▸ **Work request**:
Every line of the entries with the word "运交华盖欲何求" in it should be shown.

:: Data for this task

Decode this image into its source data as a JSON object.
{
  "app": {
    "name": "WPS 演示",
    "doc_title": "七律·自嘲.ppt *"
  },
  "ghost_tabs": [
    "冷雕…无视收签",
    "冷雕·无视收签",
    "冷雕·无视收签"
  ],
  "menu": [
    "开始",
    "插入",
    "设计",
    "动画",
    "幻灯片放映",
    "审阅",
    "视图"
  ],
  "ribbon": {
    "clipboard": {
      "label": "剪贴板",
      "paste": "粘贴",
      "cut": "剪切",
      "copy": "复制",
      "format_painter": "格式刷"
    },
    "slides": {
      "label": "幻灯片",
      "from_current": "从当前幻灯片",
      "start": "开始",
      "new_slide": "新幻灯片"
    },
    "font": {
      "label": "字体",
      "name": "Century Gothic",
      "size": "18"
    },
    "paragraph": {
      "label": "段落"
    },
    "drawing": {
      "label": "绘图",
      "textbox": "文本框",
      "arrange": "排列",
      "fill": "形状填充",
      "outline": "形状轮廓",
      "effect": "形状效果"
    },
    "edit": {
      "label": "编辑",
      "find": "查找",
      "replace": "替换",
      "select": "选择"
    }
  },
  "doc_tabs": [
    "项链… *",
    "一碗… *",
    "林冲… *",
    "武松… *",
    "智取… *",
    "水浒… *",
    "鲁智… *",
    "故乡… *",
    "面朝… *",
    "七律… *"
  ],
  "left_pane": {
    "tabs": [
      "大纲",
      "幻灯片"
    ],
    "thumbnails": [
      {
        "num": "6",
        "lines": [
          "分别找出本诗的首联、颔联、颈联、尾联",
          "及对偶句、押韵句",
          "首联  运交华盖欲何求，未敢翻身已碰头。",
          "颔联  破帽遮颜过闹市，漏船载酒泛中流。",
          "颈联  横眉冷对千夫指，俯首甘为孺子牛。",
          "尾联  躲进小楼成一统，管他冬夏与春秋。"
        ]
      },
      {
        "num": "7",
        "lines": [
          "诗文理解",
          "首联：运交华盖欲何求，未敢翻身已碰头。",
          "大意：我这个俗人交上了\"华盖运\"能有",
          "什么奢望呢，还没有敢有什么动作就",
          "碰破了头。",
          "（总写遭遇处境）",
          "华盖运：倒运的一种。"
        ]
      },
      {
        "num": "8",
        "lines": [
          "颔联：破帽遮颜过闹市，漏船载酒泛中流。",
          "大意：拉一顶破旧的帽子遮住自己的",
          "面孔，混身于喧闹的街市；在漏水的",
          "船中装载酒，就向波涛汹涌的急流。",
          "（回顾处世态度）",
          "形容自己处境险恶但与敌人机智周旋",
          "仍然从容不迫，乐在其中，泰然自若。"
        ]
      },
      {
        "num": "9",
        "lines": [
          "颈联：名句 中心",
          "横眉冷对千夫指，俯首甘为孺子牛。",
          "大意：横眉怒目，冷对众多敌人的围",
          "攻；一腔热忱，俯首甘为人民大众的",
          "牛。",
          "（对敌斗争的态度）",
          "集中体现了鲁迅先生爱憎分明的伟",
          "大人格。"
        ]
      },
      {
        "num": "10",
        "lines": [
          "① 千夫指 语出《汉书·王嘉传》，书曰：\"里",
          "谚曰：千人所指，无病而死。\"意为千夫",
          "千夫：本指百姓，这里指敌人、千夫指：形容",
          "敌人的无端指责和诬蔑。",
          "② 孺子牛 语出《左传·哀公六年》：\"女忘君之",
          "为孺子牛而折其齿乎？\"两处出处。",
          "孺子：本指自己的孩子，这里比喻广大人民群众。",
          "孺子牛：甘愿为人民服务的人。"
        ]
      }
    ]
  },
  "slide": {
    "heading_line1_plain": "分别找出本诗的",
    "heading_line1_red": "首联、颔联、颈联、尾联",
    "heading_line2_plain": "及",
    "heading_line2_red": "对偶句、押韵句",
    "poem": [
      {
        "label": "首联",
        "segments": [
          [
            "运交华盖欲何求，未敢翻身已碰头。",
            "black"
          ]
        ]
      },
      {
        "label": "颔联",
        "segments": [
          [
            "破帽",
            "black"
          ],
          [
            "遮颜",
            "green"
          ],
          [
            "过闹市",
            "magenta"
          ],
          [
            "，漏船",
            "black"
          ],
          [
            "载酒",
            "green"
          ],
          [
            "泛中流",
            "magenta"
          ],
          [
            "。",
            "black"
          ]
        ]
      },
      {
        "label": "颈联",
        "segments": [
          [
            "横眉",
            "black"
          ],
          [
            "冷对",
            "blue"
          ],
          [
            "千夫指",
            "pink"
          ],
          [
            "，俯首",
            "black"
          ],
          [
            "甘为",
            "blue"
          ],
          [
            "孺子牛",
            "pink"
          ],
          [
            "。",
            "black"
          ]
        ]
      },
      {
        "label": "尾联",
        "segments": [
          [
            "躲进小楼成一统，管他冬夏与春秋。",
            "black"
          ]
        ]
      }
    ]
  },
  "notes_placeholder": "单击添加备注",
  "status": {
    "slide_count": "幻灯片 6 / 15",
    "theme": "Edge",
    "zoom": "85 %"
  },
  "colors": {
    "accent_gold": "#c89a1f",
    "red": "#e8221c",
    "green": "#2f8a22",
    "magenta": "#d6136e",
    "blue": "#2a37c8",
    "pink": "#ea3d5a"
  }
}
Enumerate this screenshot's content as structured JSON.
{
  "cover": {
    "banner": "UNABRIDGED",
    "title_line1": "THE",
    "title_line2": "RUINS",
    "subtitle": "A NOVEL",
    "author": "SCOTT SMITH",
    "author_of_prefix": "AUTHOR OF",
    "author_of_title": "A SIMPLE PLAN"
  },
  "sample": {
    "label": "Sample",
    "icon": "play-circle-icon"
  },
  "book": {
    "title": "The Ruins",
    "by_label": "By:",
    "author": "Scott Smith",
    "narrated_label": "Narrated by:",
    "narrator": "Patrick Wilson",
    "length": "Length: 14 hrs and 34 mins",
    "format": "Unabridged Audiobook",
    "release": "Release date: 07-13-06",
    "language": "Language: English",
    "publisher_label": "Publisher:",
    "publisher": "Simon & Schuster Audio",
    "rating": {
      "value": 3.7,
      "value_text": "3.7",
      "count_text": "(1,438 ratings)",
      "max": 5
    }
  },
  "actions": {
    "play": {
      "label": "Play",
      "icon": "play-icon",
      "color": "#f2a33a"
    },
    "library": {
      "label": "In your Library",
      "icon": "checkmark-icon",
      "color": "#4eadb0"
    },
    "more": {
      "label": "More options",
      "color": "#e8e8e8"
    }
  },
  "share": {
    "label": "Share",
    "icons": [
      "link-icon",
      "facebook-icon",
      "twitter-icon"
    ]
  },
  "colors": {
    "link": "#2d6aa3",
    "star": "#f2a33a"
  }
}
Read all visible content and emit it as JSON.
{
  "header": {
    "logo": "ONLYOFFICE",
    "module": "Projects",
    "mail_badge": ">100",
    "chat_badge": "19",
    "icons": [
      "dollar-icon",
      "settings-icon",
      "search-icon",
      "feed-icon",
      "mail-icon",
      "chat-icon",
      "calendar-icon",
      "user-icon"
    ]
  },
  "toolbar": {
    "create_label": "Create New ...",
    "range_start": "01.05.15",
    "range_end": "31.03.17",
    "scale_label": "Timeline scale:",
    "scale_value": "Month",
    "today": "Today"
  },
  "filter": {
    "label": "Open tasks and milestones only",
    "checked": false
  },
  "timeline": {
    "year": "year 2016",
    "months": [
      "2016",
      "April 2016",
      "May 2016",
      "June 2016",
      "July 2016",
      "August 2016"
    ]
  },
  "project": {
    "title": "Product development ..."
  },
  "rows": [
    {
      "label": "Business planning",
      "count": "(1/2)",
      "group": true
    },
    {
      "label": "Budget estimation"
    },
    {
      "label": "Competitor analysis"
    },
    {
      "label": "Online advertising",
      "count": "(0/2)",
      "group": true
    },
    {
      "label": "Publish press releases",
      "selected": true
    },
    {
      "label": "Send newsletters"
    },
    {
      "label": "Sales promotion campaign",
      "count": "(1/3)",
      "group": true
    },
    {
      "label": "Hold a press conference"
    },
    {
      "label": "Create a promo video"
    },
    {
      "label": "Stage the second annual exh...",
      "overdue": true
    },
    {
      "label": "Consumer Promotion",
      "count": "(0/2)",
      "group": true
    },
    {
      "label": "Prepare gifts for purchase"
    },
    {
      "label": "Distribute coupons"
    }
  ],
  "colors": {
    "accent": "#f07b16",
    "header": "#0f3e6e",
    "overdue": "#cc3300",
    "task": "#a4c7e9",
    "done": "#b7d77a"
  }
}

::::

▸ **Answer section**:
          "首联  运交华盖欲何求，未敢翻身已碰头。",
          "首联：运交华盖欲何求，未敢翻身已碰头。",
            "运交华盖欲何求，未敢翻身已碰头。",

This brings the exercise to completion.